■ Task details
Your response must be made up of each line in the data below that contains the string "title".

(Dataset rows for apps and sites)
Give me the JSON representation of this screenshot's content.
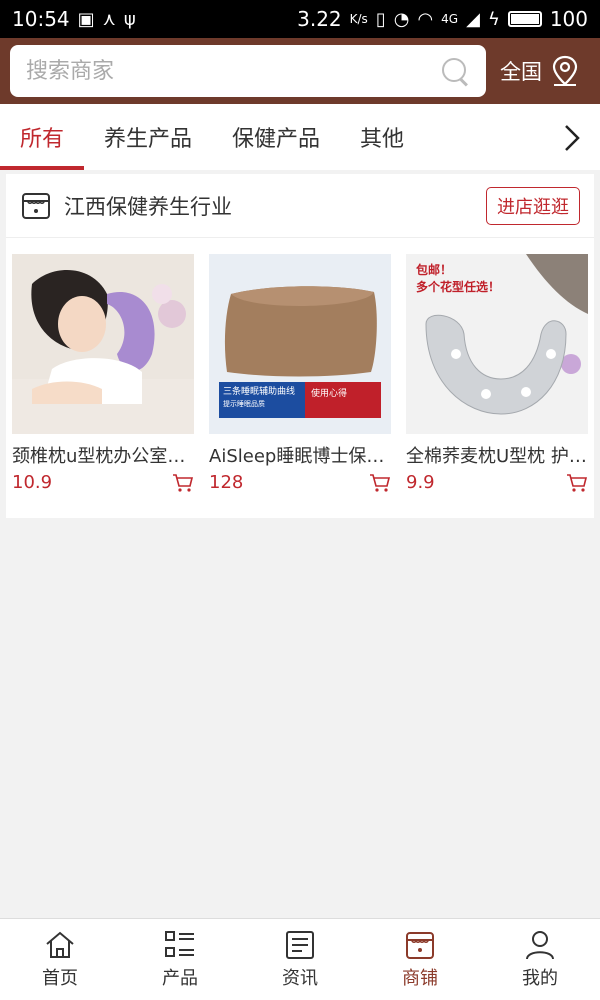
{
  "statusbar": {
    "time": "10:54",
    "speed": "3.22",
    "speed_unit": "K/s",
    "network": "4G",
    "battery": "100"
  },
  "search": {
    "placeholder": "搜索商家"
  },
  "region": {
    "label": "全国"
  },
  "tabs": [
    {
      "label": "所有"
    },
    {
      "label": "养生产品"
    },
    {
      "label": "保健产品"
    },
    {
      "label": "其他"
    }
  ],
  "shop": {
    "name": "江西保健养生行业",
    "visit_label": "进店逛逛",
    "products": [
      {
        "title": "颈椎枕u型枕办公室午睡枕",
        "price": "10.9"
      },
      {
        "title": "AiSleep睡眠博士保健枕",
        "price": "128"
      },
      {
        "title": "全棉荞麦枕U型枕 护颈枕",
        "price": "9.9"
      }
    ],
    "image_texts": {
      "p2_banner_left": "三条睡眠辅助曲线",
      "p2_banner_left_sub": "提示睡眠品质",
      "p2_banner_right": "使用心得",
      "p3_line1": "包邮！",
      "p3_line2": "多个花型任选！"
    }
  },
  "nav": [
    {
      "label": "首页"
    },
    {
      "label": "产品"
    },
    {
      "label": "资讯"
    },
    {
      "label": "商铺"
    },
    {
      "label": "我的"
    }
  ],
  "colors": {
    "brand": "#6e3a2b",
    "accent": "#c0282e",
    "active_nav": "#8b3a2a"
  }
}
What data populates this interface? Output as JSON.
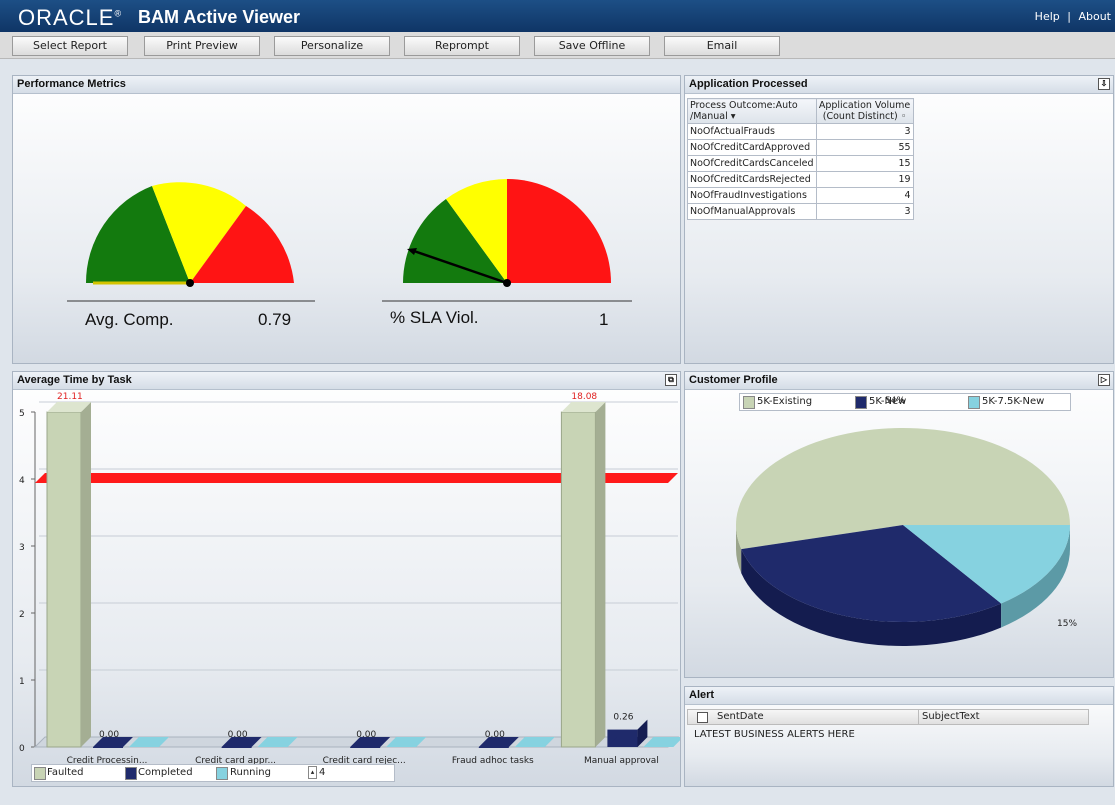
{
  "header": {
    "logo": "ORACLE",
    "title": "BAM Active Viewer",
    "links": [
      "Help",
      "About"
    ],
    "separator": "|"
  },
  "toolbar": {
    "buttons": [
      "Select Report",
      "Print Preview",
      "Personalize",
      "Reprompt",
      "Save Offline",
      "Email"
    ]
  },
  "colors": {
    "green": "#137a0e",
    "yellow": "#ffff00",
    "red": "#ff1414",
    "faulted": "#c8d4b5",
    "completed": "#1f2a6b",
    "running": "#86d2e0"
  },
  "performance_metrics": {
    "title": "Performance Metrics",
    "gauges": [
      {
        "label": "Avg. Comp.",
        "value": "0.79",
        "needle_fraction": 0.0
      },
      {
        "label": "% SLA Viol.",
        "value": "1",
        "needle_fraction": 0.14
      }
    ]
  },
  "application_processed": {
    "title": "Application Processed",
    "col1_header": "Process Outcome:Auto /Manual",
    "col2_header": "Application Volume (Count Distinct)",
    "rows": [
      {
        "name": "NoOfActualFrauds",
        "value": "3"
      },
      {
        "name": "NoOfCreditCardApproved",
        "value": "55"
      },
      {
        "name": "NoOfCreditCardsCanceled",
        "value": "15"
      },
      {
        "name": "NoOfCreditCardsRejected",
        "value": "19"
      },
      {
        "name": "NoOfFraudInvestigations",
        "value": "4"
      },
      {
        "name": "NoOfManualApprovals",
        "value": "3"
      }
    ]
  },
  "average_time": {
    "title": "Average Time by Task",
    "legend_spin_value": "4"
  },
  "customer_profile": {
    "title": "Customer Profile"
  },
  "alert": {
    "title": "Alert",
    "columns": [
      "SentDate",
      "SubjectText"
    ],
    "message": "LATEST BUSINESS ALERTS HERE"
  },
  "chart_data": [
    {
      "type": "bar",
      "categories": [
        "Credit Processin...",
        "Credit card appr...",
        "Credit card rejec...",
        "Fraud adhoc tasks",
        "Manual approval"
      ],
      "series": [
        {
          "name": "Faulted",
          "values": [
            21.11,
            null,
            null,
            null,
            18.08
          ],
          "labels": [
            "21.11",
            "",
            "",
            "",
            "18.08"
          ]
        },
        {
          "name": "Completed",
          "values": [
            0,
            0,
            0,
            0,
            0.26
          ],
          "labels": [
            "0.00",
            "0.00",
            "0.00",
            "0.00",
            "0.26"
          ]
        },
        {
          "name": "Running",
          "values": [
            0,
            0,
            0,
            0,
            0
          ]
        }
      ],
      "reference_line": 4,
      "ylim": [
        0,
        5
      ],
      "yticks": [
        "0",
        "1",
        "2",
        "3",
        "4",
        "5"
      ]
    },
    {
      "type": "pie",
      "labels": [
        "5K-Existing",
        "5K-New",
        "5K-7.5K-New"
      ],
      "values": [
        54,
        31,
        15
      ],
      "value_labels": [
        "54%",
        "31%",
        "15%"
      ]
    }
  ]
}
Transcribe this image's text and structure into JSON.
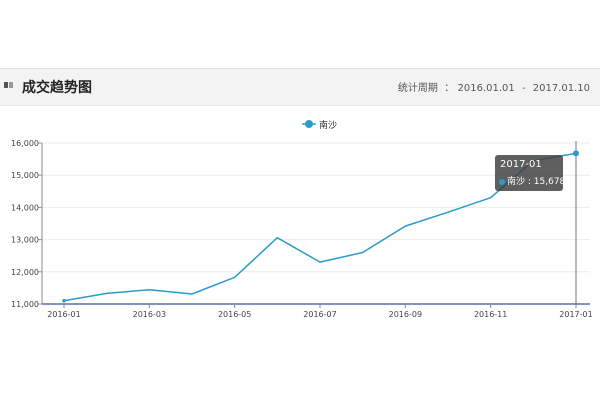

■ Solution to this problem
        "title": "颈椎枕u型枕办公室午睡枕",
        "title": "AiSleep睡眠博士保健枕",
        "title": "全棉荞麦枕U型枕 护颈枕",
    "title": "BAM Active Viewer",
    "title": "Performance Metrics",
    "title": "Application Processed",
    "title": "Average Time by Task",
    "title": "Customer Profile"
    "title": "Alert",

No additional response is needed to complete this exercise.